December 21 2014 Latest news:
Monday, July 16, 2012
I was sitting in for Lesley Dolphin on BBC Radio Suffolk’s afternoon show last week when the conversation got round to allotments. The guests included Julia Dyball, the town clerk for Bury St Edmunds and organiser of the town’s allotment awards, alongside wildlife expert John Biglin, who is a one-time Ipswich in Bloom judge. What John doesn’t know about cockchafers isn’t worth knowing.
Here, I thought, was the ideal opportunity to get the inside track on what judges would be looking for at my own allotments’ upcoming awards.
Because there was a time, about 17 minutes in late May to be precise, when I really did think our plot could be in the running for “best newcomer”.
It was a hopeless moment of optimism brought on by too much hoeing and an over-strong mojito.
Conversation in the studio went thus:
“It’s a good idea to leave an old tree stump or pruned fruit tree branches, which won’t compost, to encourage stag beetles,” John informed listeners.
I wondered if the old door abandoned by the previous owner and still not shifted might fool judges.
“And a patch of nettles is beneficial to all sorts of butterflies,” Julia reminded us.
Could we really pass three square metres of seven-foot thistles off as a wildlife garden?
On reflection we decided not to enter. With a sprig of mint as the only possible entry in the produce category, and the plot more jungle than growing space, the chances of us winning anything would be on a par with Tom Cruise being ordained as a female bishop.
On the allotment earlier this week, we did the thing that should come naturally to marrows but, apparently, doesn’t always.
In other words, we fertilized it by “gently swabbing the stigma (internal parts) of the female flower with the pollen-laden stamen”.
My Co-Allotmenteer took on the role of chief swabber, while I discretely looked away.

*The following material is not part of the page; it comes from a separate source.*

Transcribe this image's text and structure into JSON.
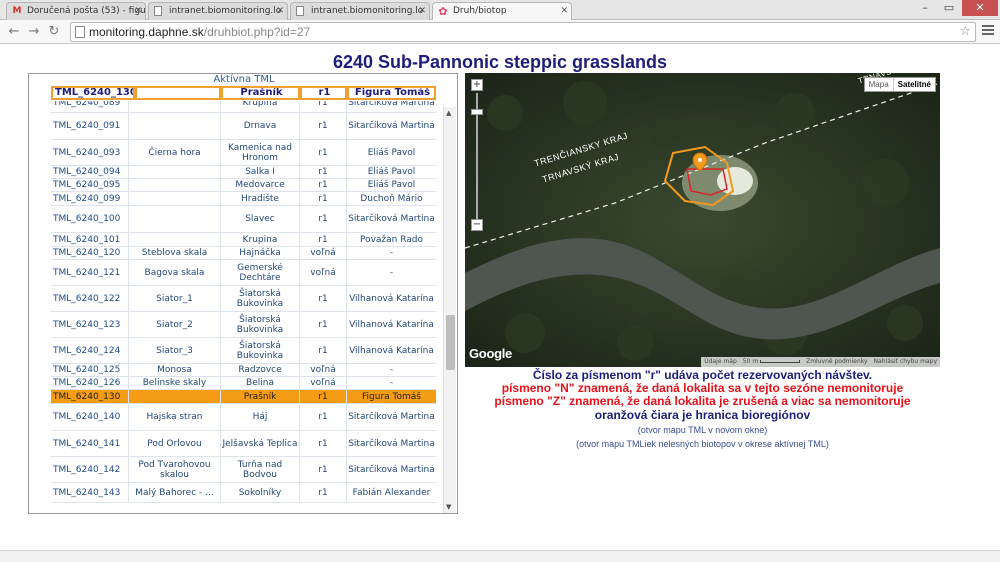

Even giant marrows need their privacy.
My time was taken up in the polytunnel where Cheryl, our giant tomato plant, is turning into a right bruiser (no fruit but four flowers).
I spent half an hour “pinching out” the rest of the Gardener’s Delight, with one stem proving particularly difficult.
“I can’t seem to do this one,” I complained to the CA.
“You wouldn’t,” he said. “It’s a potato.”
Now, if there was a category for “worst newcomer”, I might stand a chance.